[Opening Material provided section]

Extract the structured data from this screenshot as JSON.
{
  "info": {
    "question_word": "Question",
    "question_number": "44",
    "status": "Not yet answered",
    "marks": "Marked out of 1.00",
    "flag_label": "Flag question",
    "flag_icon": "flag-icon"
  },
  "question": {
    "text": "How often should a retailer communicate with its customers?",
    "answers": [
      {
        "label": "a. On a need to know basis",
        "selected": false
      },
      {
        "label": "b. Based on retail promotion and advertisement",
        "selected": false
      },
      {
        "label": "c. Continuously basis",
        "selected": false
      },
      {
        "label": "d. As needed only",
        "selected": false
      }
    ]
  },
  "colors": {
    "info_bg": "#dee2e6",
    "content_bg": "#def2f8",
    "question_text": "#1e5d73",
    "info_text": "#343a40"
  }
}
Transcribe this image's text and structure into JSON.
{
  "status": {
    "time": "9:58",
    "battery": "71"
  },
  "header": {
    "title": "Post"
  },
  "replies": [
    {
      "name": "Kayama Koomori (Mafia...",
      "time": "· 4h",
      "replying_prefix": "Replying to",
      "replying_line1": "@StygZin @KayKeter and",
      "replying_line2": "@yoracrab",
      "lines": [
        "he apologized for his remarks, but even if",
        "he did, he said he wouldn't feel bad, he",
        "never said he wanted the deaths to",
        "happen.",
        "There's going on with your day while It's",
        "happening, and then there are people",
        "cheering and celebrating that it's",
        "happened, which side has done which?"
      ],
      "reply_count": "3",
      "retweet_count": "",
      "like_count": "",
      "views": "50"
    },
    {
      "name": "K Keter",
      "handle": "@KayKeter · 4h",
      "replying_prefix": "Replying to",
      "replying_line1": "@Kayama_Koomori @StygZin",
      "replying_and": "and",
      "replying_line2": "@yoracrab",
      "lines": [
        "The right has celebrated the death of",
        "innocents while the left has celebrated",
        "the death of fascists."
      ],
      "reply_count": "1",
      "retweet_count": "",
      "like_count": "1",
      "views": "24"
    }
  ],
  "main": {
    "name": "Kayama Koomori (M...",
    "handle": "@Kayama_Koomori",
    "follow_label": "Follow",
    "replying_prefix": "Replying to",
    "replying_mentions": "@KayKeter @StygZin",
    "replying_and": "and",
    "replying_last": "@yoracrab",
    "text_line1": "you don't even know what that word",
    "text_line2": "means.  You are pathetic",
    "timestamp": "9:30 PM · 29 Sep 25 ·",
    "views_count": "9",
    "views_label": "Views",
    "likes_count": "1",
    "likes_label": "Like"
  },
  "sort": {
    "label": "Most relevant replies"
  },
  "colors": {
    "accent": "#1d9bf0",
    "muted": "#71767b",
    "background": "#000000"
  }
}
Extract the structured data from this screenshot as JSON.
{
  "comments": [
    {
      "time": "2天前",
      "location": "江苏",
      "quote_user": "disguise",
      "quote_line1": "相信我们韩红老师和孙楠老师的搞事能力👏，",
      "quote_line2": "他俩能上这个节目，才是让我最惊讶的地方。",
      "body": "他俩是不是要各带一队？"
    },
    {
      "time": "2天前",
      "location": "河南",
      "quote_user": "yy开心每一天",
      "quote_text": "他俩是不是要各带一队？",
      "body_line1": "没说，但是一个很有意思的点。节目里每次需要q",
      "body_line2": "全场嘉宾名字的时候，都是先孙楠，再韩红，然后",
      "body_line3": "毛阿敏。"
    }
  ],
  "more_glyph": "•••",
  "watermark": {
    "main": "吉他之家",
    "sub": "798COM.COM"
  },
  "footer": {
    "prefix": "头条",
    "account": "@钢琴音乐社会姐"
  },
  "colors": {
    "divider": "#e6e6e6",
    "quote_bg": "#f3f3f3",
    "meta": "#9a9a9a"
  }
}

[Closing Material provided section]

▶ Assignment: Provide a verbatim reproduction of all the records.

▶ Answer section:
Extract the structured data from this screenshot as JSON.
{
  "info": {
    "question_word": "Question",
    "question_number": "44",
    "status": "Not yet answered",
    "marks": "Marked out of 1.00",
    "flag_label": "Flag question",
    "flag_icon": "flag-icon"
  },
  "question": {
    "text": "How often should a retailer communicate with its customers?",
    "answers": [
      {
        "label": "a. On a need to know basis",
        "selected": false
      },
      {
        "label": "b. Based on retail promotion and advertisement",
        "selected": false
      },
      {
        "label": "c. Continuously basis",
        "selected": false
      },
      {
        "label": "d. As needed only",
        "selected": false
      }
    ]
  },
  "colors": {
    "info_bg": "#dee2e6",
    "content_bg": "#def2f8",
    "question_text": "#1e5d73",
    "info_text": "#343a40"
  }
}
Transcribe this image's text and structure into JSON.
{
  "status": {
    "time": "9:58",
    "battery": "71"
  },
  "header": {
    "title": "Post"
  },
  "replies": [
    {
      "name": "Kayama Koomori (Mafia...",
      "time": "· 4h",
      "replying_prefix": "Replying to",
      "replying_line1": "@StygZin @KayKeter and",
      "replying_line2": "@yoracrab",
      "lines": [
        "he apologized for his remarks, but even if",
        "he did, he said he wouldn't feel bad, he",
        "never said he wanted the deaths to",
        "happen.",
        "There's going on with your day while It's",
        "happening, and then there are people",
        "cheering and celebrating that it's",
        "happened, which side has done which?"
      ],
      "reply_count": "3",
      "retweet_count": "",
      "like_count": "",
      "views": "50"
    },
    {
      "name": "K Keter",
      "handle": "@KayKeter · 4h",
      "replying_prefix": "Replying to",
      "replying_line1": "@Kayama_Koomori @StygZin",
      "replying_and": "and",
      "replying_line2": "@yoracrab",
      "lines": [
        "The right has celebrated the death of",
        "innocents while the left has celebrated",
        "the death of fascists."
      ],
      "reply_count": "1",
      "retweet_count": "",
      "like_count": "1",
      "views": "24"
    }
  ],
  "main": {
    "name": "Kayama Koomori (M...",
    "handle": "@Kayama_Koomori",
    "follow_label": "Follow",
    "replying_prefix": "Replying to",
    "replying_mentions": "@KayKeter @StygZin",
    "replying_and": "and",
    "replying_last": "@yoracrab",
    "text_line1": "you don't even know what that word",
    "text_line2": "means.  You are pathetic",
    "timestamp": "9:30 PM · 29 Sep 25 ·",
    "views_count": "9",
    "views_label": "Views",
    "likes_count": "1",
    "likes_label": "Like"
  },
  "sort": {
    "label": "Most relevant replies"
  },
  "colors": {
    "accent": "#1d9bf0",
    "muted": "#71767b",
    "background": "#000000"
  }
}
Extract the structured data from this screenshot as JSON.
{
  "comments": [
    {
      "time": "2天前",
      "location": "江苏",
      "quote_user": "disguise",
      "quote_line1": "相信我们韩红老师和孙楠老师的搞事能力👏，",
      "quote_line2": "他俩能上这个节目，才是让我最惊讶的地方。",
      "body": "他俩是不是要各带一队？"
    },
    {
      "time": "2天前",
      "location": "河南",
      "quote_user": "yy开心每一天",
      "quote_text": "他俩是不是要各带一队？",
      "body_line1": "没说，但是一个很有意思的点。节目里每次需要q",
      "body_line2": "全场嘉宾名字的时候，都是先孙楠，再韩红，然后",
      "body_line3": "毛阿敏。"
    }
  ],
  "more_glyph": "•••",
  "watermark": {
    "main": "吉他之家",
    "sub": "798COM.COM"
  },
  "footer": {
    "prefix": "头条",
    "account": "@钢琴音乐社会姐"
  },
  "colors": {
    "divider": "#e6e6e6",
    "quote_bg": "#f3f3f3",
    "meta": "#9a9a9a"
  }
}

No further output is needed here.